What is the ecological footprint of your lunch today? Seriously, think about what you brought with you, or where you went out to today. How much land was required to grow the crops or raise the animals involved? How much water did they require? What additional processes go into that food beyond just growing it, like the oil burned to ship ingredients to you?
If you live in Tucson or in Hermosillo (or really in any city with increasing food cart culture now), your routine might include a visit to the nearest taco cart for some carne asada. And a team of researchers have now calculated the ecological footprint of all the carne asada from taco carts in Hermosillo. Their results will appear in a special issue of the Journal of the Southwest this fall.
Carne asada, as I recently learned from two of the authors, Nemer Narchi of ColMich and Alberto Burquez of UNAM in a presentation about their research, has a more specific cultural history and context than just beef that is grilled. This particularly North Mexican dish is a specific process of grilling beef on mesquite charcoal and is a relatively recent culinary invention dating from Jesuit arrival. Carne asada is typically served on wheat tortillas instead of corn tortillas. The article traces the way cattle and wheat together were major agricultural introductions that settled a traditionally nomadic indigenous dominated north, allowing it to be incorporated into the centralized Mexican state. As mining and cattle culture spread, carne asada served alongside tortillas and salsas was born from family celebrations after butchering cattle to serve miners in mining camps. As the population of Northern Mexico became more urban, unemployed butchers during recession cycles opened mobile restaurants serving snack-sized combinations of these ingredients: the taco carts.

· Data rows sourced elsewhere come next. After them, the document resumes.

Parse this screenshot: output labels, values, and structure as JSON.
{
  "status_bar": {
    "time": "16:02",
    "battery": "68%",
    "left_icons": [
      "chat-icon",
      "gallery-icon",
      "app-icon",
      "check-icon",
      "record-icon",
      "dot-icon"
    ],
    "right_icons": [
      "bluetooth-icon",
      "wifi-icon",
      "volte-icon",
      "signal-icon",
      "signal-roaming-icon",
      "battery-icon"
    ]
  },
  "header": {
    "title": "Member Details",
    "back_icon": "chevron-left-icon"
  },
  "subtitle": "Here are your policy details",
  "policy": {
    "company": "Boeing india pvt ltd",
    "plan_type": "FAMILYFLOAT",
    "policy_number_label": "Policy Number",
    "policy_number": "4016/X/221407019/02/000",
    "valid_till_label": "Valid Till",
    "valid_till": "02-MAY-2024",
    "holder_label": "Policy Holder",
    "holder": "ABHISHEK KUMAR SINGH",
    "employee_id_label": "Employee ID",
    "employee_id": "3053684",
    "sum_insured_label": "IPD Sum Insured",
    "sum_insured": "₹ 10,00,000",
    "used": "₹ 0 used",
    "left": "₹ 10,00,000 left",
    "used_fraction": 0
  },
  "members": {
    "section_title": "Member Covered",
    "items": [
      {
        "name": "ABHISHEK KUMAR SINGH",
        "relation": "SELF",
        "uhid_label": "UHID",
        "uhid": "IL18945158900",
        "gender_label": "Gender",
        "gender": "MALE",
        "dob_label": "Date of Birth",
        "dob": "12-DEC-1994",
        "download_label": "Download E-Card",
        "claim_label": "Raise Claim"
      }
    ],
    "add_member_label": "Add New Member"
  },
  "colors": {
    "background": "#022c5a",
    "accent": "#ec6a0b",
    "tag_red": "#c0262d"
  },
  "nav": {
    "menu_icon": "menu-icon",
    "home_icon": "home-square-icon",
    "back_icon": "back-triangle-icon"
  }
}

The researchers then calculate the environmental and socioeconomic costs of the industry that has formed to produce the now ingrained culinary traditions. When you eat carne asada from a taco cart in Hermosillo, the cattle were likely raised on the extensive ranches surrounding the city. Throughout the state of Sonora, ranch lands are being converted from native Sonoran Desert thornscrub plants, including native grasses, to bulldozed and planted pastures of a grass introduced from Africa, known as buffel grass (Pennisetum ciliare). Yes, this is the grass that I have been studying for a good part of my dissertation research. It has a large effect on the native plant species. Between the bulldozing, the buffel grass planting, the water required, and the potential erosion and other effects of overgrazing, cattle ranching in Sonora to produce the legendary carne asada can have a heavy footprint, as well as a large one.
And then you must consider the wheat grown to produce the tortillas. And the native mesquite trees cut, frequently from ecologically fragile riparian areas, to produce the mesquite charcoal used to grill the beef. So what is the final footprint? You’ll have to check out their article this fall or some recent press coverage for more details.
But almost more importantly, this research focuses on the footprint of everyday objects, and provides a model for how to start researching that. You can plug your life statistics into online calculators to find out your overall ecological footprint, but it feels a little more abstract than knowing what this one taco required some specific amount of acreage and, increasingly importantly, some specific amount of water. They also examine why that footprint is what it is, what social and economic choices and policies and trends shaped that footprint.
What are the footprints of the small pleasures and cultural anchors of your daily life? What would be your taco cart if you were to follow the lead of Nemer, Alberto, and their coauthors, to find out what something you consume regularly costs ecologically and why it is made that way?